#### Given entries:
--------------------------------------------------

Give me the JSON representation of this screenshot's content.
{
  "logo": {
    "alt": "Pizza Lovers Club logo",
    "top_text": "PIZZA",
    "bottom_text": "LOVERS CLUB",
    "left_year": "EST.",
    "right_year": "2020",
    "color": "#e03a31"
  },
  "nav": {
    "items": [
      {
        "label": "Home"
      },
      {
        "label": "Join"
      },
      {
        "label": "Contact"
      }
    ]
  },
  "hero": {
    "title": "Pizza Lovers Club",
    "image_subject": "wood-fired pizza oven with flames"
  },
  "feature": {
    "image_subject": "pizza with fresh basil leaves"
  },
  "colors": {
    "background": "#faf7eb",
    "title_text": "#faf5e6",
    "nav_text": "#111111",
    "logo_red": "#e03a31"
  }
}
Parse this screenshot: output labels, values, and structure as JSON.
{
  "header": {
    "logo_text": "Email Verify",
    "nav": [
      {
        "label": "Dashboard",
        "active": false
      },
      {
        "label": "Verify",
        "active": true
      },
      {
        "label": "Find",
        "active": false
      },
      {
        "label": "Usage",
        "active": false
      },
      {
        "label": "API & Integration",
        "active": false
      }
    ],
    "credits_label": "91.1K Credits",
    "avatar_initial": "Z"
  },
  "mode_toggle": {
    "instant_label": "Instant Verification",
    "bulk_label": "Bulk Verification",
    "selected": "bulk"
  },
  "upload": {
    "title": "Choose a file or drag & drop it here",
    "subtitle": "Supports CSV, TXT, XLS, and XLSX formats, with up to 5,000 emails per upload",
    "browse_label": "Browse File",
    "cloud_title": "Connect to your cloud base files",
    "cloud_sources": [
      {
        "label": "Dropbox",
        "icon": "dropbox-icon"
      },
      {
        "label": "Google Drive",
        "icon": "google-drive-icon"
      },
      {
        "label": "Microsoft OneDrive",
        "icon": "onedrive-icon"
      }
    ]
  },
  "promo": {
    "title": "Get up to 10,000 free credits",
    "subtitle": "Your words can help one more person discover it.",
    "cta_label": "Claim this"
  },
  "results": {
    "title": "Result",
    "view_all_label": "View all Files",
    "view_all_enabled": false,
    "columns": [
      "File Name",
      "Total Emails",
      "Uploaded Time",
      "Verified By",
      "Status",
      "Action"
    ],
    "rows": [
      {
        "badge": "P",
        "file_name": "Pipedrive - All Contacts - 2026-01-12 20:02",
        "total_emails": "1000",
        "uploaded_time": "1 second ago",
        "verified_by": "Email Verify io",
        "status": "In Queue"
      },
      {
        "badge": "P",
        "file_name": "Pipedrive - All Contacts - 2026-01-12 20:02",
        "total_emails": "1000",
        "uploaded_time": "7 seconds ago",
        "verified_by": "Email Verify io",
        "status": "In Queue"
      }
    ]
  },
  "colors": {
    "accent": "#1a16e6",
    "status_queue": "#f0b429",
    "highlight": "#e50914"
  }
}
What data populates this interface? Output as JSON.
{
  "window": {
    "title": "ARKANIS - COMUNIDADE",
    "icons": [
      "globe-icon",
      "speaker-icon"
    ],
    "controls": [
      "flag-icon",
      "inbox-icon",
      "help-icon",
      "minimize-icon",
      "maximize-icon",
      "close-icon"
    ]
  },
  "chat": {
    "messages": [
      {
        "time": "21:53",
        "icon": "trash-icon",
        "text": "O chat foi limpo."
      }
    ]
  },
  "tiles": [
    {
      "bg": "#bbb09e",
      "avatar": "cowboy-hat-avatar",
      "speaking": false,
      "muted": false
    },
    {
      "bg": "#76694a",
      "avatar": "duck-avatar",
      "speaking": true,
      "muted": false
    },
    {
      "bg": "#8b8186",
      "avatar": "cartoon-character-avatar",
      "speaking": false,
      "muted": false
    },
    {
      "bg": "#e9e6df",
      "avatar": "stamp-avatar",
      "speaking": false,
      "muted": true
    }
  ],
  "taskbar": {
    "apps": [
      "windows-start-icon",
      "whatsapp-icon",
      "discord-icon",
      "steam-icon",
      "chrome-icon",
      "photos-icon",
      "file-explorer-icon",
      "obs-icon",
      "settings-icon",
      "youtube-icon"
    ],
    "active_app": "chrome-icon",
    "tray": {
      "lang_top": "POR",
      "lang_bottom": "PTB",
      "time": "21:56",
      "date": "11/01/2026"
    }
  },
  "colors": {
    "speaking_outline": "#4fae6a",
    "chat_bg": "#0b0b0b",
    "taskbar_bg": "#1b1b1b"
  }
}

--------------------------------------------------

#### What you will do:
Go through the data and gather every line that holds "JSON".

#### Answer:
Give me the JSON representation of this screenshot's content.
Parse this screenshot: output labels, values, and structure as JSON.
What data populates this interface? Output as JSON.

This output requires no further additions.